(Available data Opens)

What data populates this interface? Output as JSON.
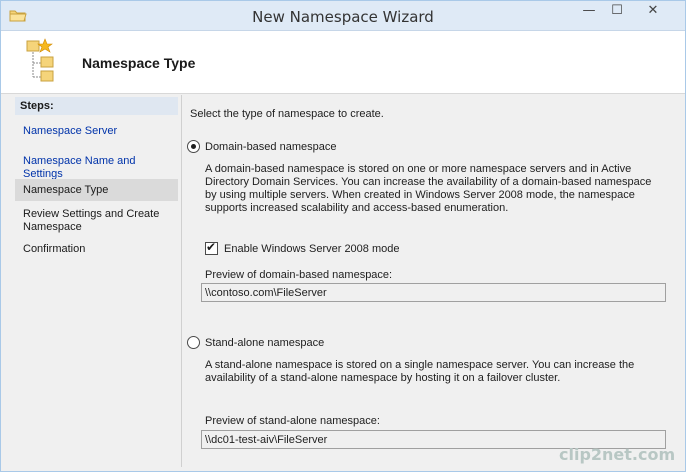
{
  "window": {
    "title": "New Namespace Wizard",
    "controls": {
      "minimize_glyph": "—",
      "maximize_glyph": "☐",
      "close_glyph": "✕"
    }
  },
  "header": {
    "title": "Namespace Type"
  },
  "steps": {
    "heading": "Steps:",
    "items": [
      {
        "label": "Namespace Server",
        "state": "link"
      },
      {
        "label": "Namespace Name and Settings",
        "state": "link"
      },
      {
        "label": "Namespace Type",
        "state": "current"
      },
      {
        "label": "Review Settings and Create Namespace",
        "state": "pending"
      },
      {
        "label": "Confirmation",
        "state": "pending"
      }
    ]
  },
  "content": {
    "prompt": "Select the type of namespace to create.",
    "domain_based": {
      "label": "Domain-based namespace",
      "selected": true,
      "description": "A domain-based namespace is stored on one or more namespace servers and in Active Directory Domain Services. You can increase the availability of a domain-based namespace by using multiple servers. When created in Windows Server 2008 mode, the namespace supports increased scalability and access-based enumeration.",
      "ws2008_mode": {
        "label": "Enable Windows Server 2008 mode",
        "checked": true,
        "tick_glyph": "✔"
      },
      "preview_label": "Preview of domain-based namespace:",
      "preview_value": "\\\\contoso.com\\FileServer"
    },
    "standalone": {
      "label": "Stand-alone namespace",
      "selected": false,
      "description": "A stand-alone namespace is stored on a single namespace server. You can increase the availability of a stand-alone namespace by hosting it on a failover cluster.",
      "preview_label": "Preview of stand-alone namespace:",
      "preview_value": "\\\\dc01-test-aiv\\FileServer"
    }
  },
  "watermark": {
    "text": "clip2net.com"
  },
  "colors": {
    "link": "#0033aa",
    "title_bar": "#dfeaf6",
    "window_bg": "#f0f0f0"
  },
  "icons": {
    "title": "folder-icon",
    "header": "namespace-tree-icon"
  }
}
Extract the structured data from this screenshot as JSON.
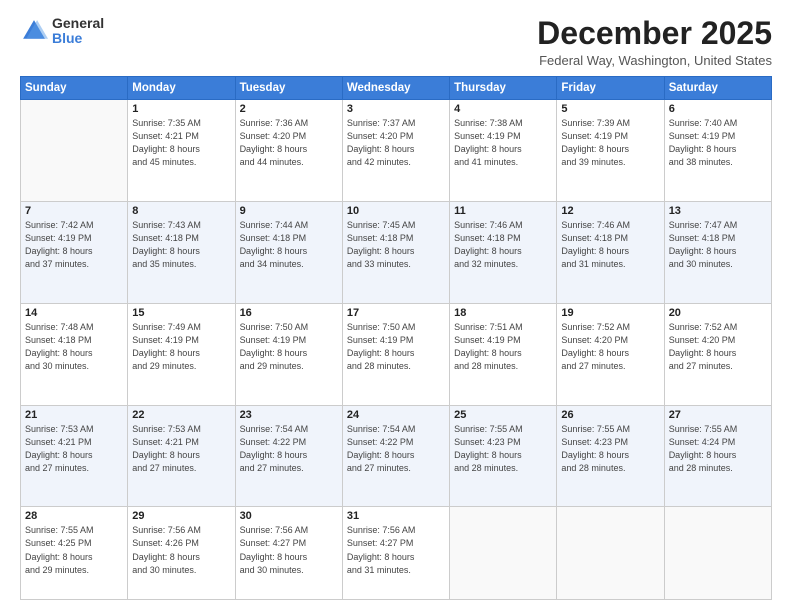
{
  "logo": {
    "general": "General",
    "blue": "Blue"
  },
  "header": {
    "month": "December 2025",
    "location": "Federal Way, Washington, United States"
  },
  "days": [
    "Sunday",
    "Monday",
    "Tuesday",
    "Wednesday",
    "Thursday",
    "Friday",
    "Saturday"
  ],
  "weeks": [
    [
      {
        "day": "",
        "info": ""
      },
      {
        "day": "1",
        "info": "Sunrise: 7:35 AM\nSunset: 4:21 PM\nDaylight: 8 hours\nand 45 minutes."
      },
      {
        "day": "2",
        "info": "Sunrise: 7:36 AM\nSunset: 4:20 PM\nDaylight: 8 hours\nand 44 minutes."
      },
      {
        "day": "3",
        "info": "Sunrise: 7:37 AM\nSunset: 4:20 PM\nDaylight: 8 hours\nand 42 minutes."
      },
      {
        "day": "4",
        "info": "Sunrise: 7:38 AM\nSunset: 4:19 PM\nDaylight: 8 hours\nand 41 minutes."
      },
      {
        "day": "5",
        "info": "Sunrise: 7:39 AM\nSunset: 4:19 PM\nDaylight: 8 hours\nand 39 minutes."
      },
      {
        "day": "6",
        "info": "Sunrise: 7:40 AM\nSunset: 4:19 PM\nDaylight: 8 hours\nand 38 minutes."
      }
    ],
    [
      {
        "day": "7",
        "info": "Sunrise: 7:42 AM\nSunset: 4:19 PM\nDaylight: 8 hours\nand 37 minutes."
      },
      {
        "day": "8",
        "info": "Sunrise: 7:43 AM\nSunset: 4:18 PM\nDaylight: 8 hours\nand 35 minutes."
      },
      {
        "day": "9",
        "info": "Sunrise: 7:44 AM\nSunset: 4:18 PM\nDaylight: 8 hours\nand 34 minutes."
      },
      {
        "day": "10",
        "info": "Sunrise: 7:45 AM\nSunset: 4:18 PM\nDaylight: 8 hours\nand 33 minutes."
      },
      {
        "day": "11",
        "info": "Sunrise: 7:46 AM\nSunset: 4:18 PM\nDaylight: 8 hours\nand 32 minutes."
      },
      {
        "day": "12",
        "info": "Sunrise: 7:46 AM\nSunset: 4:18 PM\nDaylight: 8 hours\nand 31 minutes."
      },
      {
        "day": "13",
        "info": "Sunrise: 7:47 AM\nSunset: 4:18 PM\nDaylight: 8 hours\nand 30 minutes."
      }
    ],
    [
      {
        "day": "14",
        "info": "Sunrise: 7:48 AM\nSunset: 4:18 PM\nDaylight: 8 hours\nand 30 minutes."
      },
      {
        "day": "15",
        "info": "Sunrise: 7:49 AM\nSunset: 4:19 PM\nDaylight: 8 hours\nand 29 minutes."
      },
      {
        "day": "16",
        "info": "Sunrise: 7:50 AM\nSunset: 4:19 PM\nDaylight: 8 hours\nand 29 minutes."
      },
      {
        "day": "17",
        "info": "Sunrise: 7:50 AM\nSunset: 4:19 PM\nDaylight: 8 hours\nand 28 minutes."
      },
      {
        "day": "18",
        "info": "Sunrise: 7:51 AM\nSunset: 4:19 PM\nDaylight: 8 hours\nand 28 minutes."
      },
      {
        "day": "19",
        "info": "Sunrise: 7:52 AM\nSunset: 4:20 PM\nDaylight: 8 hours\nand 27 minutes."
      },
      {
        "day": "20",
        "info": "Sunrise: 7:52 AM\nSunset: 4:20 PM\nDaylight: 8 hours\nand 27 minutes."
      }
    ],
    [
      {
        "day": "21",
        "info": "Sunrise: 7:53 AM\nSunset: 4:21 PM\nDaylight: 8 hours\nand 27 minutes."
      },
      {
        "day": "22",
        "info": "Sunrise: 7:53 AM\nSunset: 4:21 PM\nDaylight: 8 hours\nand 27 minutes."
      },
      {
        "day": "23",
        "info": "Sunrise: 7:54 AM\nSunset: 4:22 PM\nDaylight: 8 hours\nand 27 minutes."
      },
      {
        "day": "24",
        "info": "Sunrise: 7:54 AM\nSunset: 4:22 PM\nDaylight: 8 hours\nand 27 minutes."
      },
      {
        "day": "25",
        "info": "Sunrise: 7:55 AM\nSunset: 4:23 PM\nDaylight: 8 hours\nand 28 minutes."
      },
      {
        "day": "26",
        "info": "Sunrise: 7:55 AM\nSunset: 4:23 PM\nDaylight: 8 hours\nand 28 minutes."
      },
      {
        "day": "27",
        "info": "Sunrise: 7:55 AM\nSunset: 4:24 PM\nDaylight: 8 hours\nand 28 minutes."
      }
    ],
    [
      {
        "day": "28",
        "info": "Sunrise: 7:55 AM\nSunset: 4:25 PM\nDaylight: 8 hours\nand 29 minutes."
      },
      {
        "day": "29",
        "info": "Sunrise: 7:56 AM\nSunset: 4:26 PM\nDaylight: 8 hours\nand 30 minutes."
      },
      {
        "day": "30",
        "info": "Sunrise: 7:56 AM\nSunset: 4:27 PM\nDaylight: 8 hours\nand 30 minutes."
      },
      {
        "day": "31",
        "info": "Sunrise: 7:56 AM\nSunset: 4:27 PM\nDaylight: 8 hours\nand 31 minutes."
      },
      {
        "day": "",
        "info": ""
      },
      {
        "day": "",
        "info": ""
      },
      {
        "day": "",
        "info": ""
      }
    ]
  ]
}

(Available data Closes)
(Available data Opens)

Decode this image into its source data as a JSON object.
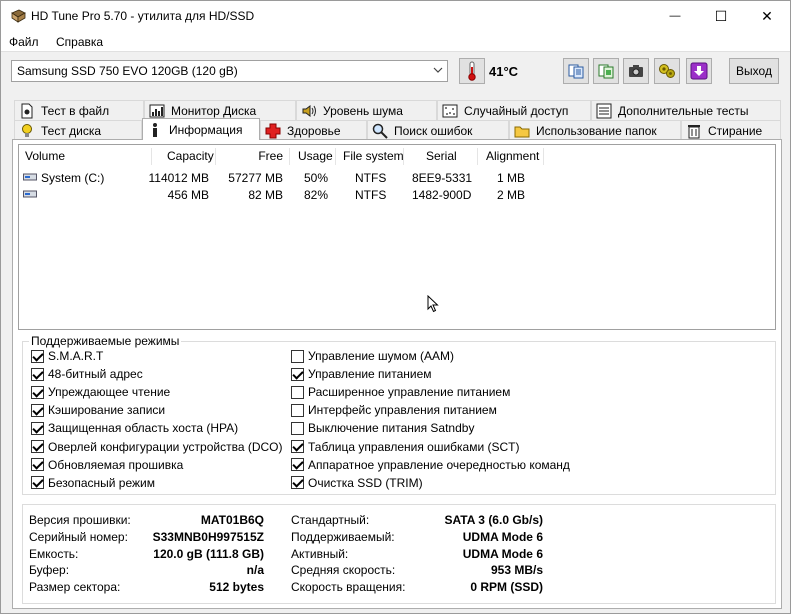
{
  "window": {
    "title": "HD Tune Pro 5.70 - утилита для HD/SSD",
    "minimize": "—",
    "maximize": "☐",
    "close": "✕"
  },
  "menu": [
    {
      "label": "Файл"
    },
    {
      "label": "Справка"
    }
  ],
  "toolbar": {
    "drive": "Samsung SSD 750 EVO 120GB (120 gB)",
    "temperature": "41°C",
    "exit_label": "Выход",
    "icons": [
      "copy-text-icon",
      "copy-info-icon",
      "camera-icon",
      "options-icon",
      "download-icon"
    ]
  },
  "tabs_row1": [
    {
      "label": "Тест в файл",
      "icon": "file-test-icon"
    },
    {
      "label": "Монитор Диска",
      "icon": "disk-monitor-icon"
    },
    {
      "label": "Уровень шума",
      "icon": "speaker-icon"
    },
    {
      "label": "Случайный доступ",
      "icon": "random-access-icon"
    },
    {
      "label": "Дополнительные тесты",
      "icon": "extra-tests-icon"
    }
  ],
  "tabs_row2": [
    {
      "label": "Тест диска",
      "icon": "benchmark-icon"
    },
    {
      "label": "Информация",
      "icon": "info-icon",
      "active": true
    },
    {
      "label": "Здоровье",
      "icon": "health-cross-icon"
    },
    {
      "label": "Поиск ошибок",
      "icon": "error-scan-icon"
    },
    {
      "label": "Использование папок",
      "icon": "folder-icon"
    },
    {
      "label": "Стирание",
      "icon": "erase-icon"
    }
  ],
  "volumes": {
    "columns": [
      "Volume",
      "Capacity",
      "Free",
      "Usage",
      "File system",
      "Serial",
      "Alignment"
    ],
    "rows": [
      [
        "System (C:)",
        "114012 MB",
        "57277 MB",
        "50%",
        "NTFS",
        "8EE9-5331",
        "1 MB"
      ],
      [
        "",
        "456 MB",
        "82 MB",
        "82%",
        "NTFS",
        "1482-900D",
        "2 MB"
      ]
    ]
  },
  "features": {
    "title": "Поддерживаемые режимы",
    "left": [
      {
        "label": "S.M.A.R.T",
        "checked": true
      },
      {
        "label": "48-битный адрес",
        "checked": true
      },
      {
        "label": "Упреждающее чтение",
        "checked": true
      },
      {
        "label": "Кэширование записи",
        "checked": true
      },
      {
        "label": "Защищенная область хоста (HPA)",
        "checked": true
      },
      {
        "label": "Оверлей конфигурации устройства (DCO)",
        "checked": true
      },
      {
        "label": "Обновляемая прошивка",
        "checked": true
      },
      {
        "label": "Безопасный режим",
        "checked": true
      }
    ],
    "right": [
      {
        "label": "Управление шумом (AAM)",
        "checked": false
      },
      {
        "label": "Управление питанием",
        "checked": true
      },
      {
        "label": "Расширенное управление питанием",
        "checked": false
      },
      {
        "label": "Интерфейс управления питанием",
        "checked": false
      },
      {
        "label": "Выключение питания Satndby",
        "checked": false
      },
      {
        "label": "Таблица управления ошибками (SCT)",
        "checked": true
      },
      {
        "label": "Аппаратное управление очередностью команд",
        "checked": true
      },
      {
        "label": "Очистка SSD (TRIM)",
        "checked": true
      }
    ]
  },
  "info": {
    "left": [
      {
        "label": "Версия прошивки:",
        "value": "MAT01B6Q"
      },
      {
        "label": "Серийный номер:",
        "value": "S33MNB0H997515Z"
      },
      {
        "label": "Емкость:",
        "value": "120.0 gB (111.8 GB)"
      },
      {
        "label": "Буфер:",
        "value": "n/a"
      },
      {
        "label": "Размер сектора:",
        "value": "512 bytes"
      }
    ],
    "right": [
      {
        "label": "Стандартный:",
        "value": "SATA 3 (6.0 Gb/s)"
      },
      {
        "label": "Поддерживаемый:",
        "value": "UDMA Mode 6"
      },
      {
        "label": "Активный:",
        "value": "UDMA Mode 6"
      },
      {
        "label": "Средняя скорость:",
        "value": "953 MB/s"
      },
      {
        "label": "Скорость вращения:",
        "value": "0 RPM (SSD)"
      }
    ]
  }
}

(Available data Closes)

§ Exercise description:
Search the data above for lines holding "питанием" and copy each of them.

§ Response below:
        "label": "Управление питанием",
        "label": "Расширенное управление питанием",
        "label": "Интерфейс управления питанием",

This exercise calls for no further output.